Shared by Elder Aaron Tan from Prinsep Street Presbyterian Church
A story is told about a man who chased his old father out of the house one stormy night with nothing else except for the clothes he was wearing and a coconut shell in his hand. His little boy beside him cried uncontrollably as he watched Grandpa, head hung low; rejected by his own son, drenched through by the rain as he disappeared into the darkness.
The years passed, and nothing was heard of the old man – until one day a stranger appeared at the door of the house asking the man and his son to follow him. They followed him through the streets until they came to a corner of a street where a beggar laid dead on the pavement. The man immediately recognized that the beggar was wearing his old father’s clothes. His son, now a young man, turned Grandpa over and saw his hands clutching tightly to an old and worn coconut shell. Carefully he removed the coconut shell and kept it for himself.
“Throw that away, son,” said the man, “There’s no more use for it.”
“No, Pa,” said the young man, “I’m keeping this for you!”
The preceding story is an old Indian tale (I could not verify its source) which reminds us of the importance of honouring our parents, but it also reminds us that our children are constantly watching us, and one day we will reap what we sow. That could be quite a scary thought!
We give thanks to God for blessing families with children, but we are also reminded of the heavy responsibility that God has given to us as parents because the way we live, our attitudes, the things we do and say, will have profound effects on our children.
Do our children see us as authentic disciples of Christ, living in trust and obedience to God, following a daily personal discipline of reading His Word and praying? Or do they see two different, inconsistent sides of us – Dad and Mum worshipping and serving others in ministry on Sunday, but from Monday to Saturday they see Dad and Mum fighting, striving and clawing for worldly treasures, and living as though God did not exist? How then do we expect our children to believe in God and this whole faith-thing if they have never seen it work in real life, or more specifically, in our lives as their parents, the closest people to them?
As I reflected on this, I am very grateful to God for blessing my sister, brother and me with a Mum who taught us since we were very young about God through the everyday things that she encountered. She was always giving thanks to God for His providence even for the smallest of things, and she always reminded us to trust God and that He will provide enough for our needs – and she learnt that from her own mother when she was growing up. It was God’s grace, and her unwavering trust in Him that saw her through those tumultuous years after my Dad went home to be with the Lord, and she had to single-handedly bring three little ones up. We have seen, in very real ways, how she depended on God’s providence, and continued to bear fruit in her ministry in Prinsep Street Presbyterian Church, in her work, and at home.
Mum also taught us how to pray. I still remember vividly, when we were little, how we all would kneel on the bed beside her every night as she led us in prayer using simple words and we would follow after her, sentence by sentence. After that she would continue on in her own prayer, and I remember I used to watch her pray until my little eyes succumbed to sleep.

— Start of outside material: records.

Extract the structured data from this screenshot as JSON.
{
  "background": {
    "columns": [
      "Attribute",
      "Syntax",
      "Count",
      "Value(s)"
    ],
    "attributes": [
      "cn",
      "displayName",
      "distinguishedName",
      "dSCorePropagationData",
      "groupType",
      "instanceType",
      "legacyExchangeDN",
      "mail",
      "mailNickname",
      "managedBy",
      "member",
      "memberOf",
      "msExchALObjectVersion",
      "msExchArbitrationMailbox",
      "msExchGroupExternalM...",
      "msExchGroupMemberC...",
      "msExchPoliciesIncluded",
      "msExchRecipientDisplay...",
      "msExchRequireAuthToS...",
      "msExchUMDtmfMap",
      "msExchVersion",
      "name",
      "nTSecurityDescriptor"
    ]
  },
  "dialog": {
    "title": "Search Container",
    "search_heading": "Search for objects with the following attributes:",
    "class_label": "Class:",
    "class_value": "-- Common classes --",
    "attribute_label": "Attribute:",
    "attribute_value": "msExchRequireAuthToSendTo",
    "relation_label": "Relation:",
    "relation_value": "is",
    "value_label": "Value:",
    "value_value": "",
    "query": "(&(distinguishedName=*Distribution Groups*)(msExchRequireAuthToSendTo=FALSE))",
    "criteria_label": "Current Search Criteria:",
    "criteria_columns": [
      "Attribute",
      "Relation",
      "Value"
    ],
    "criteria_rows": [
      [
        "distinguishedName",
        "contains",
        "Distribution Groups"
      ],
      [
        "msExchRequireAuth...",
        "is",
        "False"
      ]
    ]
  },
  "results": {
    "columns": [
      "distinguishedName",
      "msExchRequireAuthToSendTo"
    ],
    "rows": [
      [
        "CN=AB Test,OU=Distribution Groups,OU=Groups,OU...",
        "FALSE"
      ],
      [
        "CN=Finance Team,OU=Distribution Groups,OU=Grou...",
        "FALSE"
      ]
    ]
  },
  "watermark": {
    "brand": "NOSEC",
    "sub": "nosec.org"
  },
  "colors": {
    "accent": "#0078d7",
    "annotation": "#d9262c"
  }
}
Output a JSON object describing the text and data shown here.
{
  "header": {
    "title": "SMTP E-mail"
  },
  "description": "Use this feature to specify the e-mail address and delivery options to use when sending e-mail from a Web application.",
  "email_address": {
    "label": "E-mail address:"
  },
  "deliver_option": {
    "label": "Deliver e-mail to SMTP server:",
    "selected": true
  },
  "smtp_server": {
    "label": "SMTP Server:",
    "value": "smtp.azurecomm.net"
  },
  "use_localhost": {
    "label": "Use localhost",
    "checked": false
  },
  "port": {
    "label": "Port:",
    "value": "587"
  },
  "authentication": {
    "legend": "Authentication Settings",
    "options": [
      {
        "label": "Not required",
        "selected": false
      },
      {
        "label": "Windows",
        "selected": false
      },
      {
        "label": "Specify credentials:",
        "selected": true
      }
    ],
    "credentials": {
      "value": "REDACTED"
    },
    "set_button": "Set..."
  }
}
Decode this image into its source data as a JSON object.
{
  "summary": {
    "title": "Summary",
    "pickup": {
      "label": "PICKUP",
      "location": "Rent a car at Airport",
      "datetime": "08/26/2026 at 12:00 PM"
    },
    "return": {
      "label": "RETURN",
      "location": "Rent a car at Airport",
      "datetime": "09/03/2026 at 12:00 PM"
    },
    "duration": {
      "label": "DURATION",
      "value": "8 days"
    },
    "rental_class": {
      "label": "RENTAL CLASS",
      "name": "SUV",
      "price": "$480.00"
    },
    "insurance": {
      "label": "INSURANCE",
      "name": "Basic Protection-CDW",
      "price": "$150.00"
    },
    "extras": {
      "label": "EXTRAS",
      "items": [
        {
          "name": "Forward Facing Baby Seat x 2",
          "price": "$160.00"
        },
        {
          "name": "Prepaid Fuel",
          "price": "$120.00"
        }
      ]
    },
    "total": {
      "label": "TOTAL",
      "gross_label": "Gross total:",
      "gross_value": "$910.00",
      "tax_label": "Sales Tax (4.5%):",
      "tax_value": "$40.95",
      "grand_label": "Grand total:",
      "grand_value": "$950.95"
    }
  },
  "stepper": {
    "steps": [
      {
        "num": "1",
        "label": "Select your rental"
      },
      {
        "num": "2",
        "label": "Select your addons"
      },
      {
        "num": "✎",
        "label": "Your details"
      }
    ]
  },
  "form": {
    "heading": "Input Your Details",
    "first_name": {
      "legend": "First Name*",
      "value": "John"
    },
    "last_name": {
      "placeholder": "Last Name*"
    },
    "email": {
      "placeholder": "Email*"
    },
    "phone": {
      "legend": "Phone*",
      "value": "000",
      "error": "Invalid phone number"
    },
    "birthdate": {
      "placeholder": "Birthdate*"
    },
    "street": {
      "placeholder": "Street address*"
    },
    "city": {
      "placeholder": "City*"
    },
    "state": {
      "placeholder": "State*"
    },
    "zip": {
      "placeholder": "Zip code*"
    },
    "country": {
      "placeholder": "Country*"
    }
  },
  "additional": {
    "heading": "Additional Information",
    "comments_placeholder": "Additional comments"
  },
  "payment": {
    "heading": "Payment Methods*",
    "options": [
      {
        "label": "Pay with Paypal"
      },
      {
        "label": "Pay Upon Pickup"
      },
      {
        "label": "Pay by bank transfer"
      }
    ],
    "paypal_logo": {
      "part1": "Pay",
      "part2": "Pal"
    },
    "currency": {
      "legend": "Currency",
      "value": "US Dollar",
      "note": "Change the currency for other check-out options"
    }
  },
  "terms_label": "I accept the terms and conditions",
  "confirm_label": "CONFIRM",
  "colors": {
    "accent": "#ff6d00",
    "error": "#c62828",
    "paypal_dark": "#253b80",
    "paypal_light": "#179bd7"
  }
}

As we grew up, we continued the habit of prayer and quiet time on our own, but we knew Mum would be praying for us every day, through each phase of our growing up years she was always there praying, and even today.
As my wife, Lee Choo, and I started our family, we have also tried to pass on this discipline to our children. Just like my Mum, we also taught our children since they were very young how to pray by following after us sentence by sentence. As they grew up, we would take turns to lead the prayer time. We carried out this nightly family time till they graduated from university. Now they are both married and we hope they would do the same for their families in time to come.
As parents, I think my wife and I were far from perfect, and many times we have failed or became lazy, or maybe became too caught up with the pressures and pleasures of the world. My prayer for Lee Choo and myself, and for all parents reading this, is for us to remember Deuteronomy 6:4-8 (ESV):
“Hear, O Israel: The Lord our God, the Lord is one. You shall love the Lord your God with all your heart and with all your soul and with all your might. And these words that I command you today shall be on your heart. You shall teach them diligently to your children, and shall talk of them when you sit in your house, and when you walk by the way, and when you lie down, and when you rise. You shall bind them as a sign on your hand, and they shall be as frontlets between your eyes. You shall write them on the doorposts of your house and on your gates.”
I think there is no greater gift we can give our children other than the gift of knowing God, and teaching them to obey His Word, fleshed out through our own lives – every day, every season.